By: Tammie Hiatt
At first glance Staci Russell is not someone you would expect to be a barrel racer. If her Detroit, Michigan address doesn’t make you arch your eyebrows a bit, when you find out she’s only been riding a horse for six years, now she’s got your attention.
A phrase IPRA world champion cowboy Jack Wiseman used to say was “step back non-believers” and this definitely applies to Staci. In 2017 she earned the Mid-States Rodeo Association’s barrel racing championship. Currently she is 6th in the IPRA world standings and is excited about the upcoming rodeo season.
“I want to make the IFR next January,” said Staci. “My ultimate IPRA goal is, to one day, win the world title.”
Staci was first introduced to horses through a lady from her church. “I got to ride one of her horses during a church mission event and I never forgot it. Every break I had from college I would try to take lessons. I was introduced to Keith Morrell in Detroit. He and his family operate Morrell Equine Services, a facility in the city that offers riding lessons and programs for kids. I started taking lessons from him. He’s become what I call, my rodeo dad.”
“I’ve always been an athlete. I loved basketball but I was naturally better at softball and got a scholarship to Tuskegee University,” said Staci. “My dad is a Tuskegee alumni, so I was Alabama bound. Every break I had during college and grad-school I would be back at the barn taking lessons. I was determined to be a good rider.”
“Keith told me I could be competitive and win money running barrels. I said, I’m in,” laughed Staci. “He put me on an older horse to see what I knew. Later he put me on the horse I’m running now. He told me he was for sale and I immediately bought him.”
“My horse, Reese’s Cup, is a 16-year-old sorrel gelding that means the world to me,” Staci said. “His registered name is Boon Barnett and is double bred Doc Bar. He’s the first horse I’ve owned. We are figuring each other out, but I think he figured me out a long time ago! I’m constantly trying to keep up with him.”
“Reese is such a pleaser and I know God put him in my life to fill a void and I can’t do anything but appreciate him and what he’s done for me. Before each run I say a prayer to keep up safe and to let us have a fast run.”
“I’ve had a lot thrown at me in a short time. I never even knew this world of rodeo existed and when I got into it, I loved it,” said Staci. “I am an assistant principal in a Detroit school.
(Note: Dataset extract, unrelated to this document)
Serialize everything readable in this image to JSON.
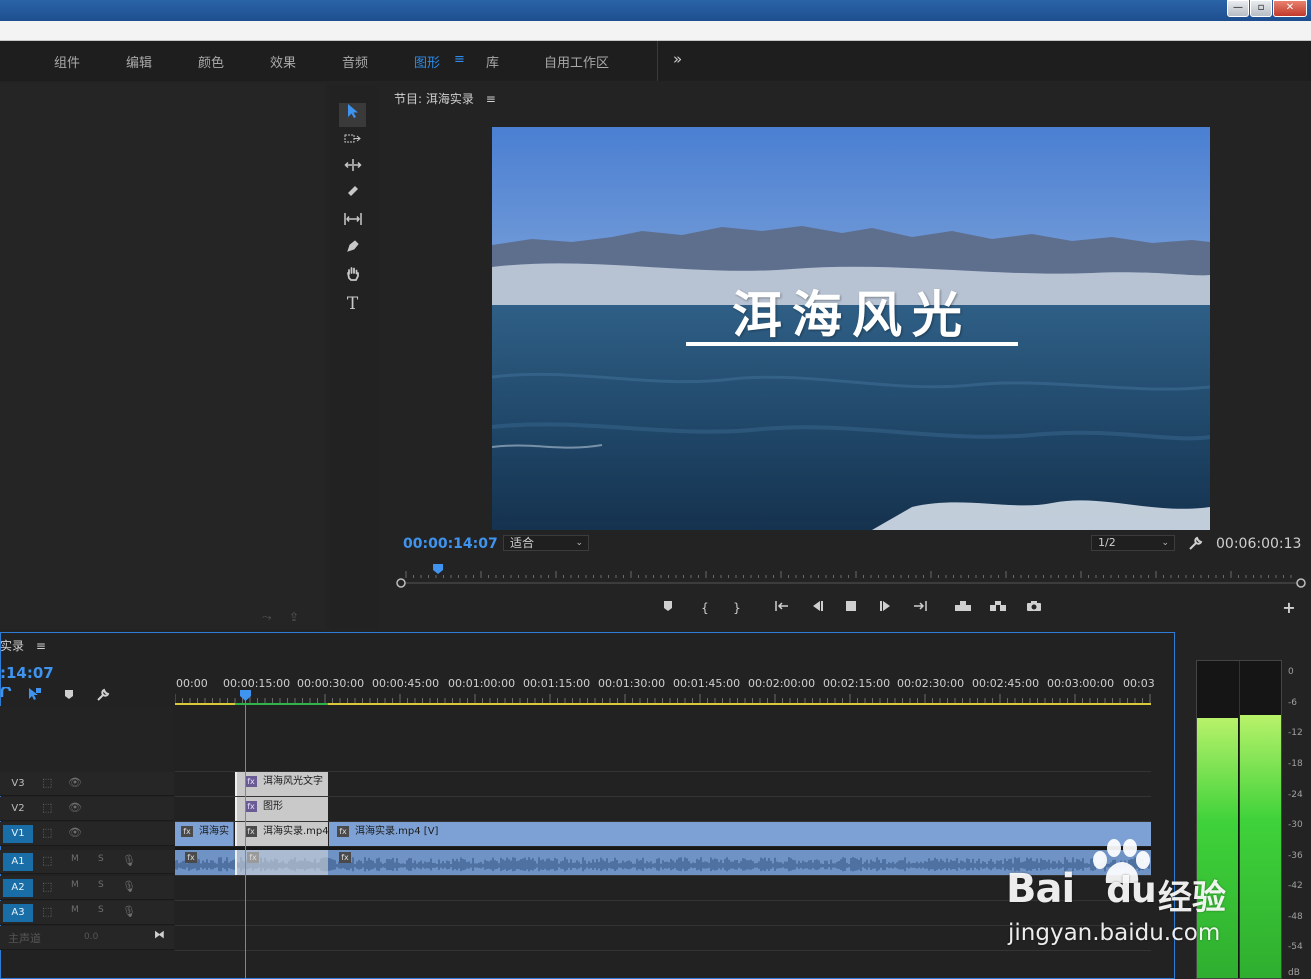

I have a good work ethic and believe that you get out of something what you put into it. I use this in both my professional career and my rodeo career. I try to stay mentally strong and keep working at it.”
“I’ve met so many good hearted people at the rodeos that truly want to see me succeed,” said Staci. “I enjoy the fellowship of the rodeo and I try to bring it into other’s lives as well. I take Reese to school and let the kindergarten kids take rides on him. So many kids have never seen a real horse.”
“I’m planning to travel a lot this year. I’m looking forward to the fair rodeos this summer. Reese is really good in the small pens. I’ve already told my principal I will be entering St. Tite in September,” Staci said.
“I recently moved out of the city to be closer to my horse. I board him with Dawn McCarty at Double D Ranch. She has taught me so much about maintaining a horse. She’s also my main traveling partner and advisor at the rodeos and jackpots. I bought a three-story condo that is only 15 minutes from her ranch. I used to drive 45-60 minutes to get back from the barn.”
“I want to be an inspiration to other young girls,” said Staci. “If you’re willing to work for it, you can accomplish anything.”
***Photo: Emily Gethke Photography***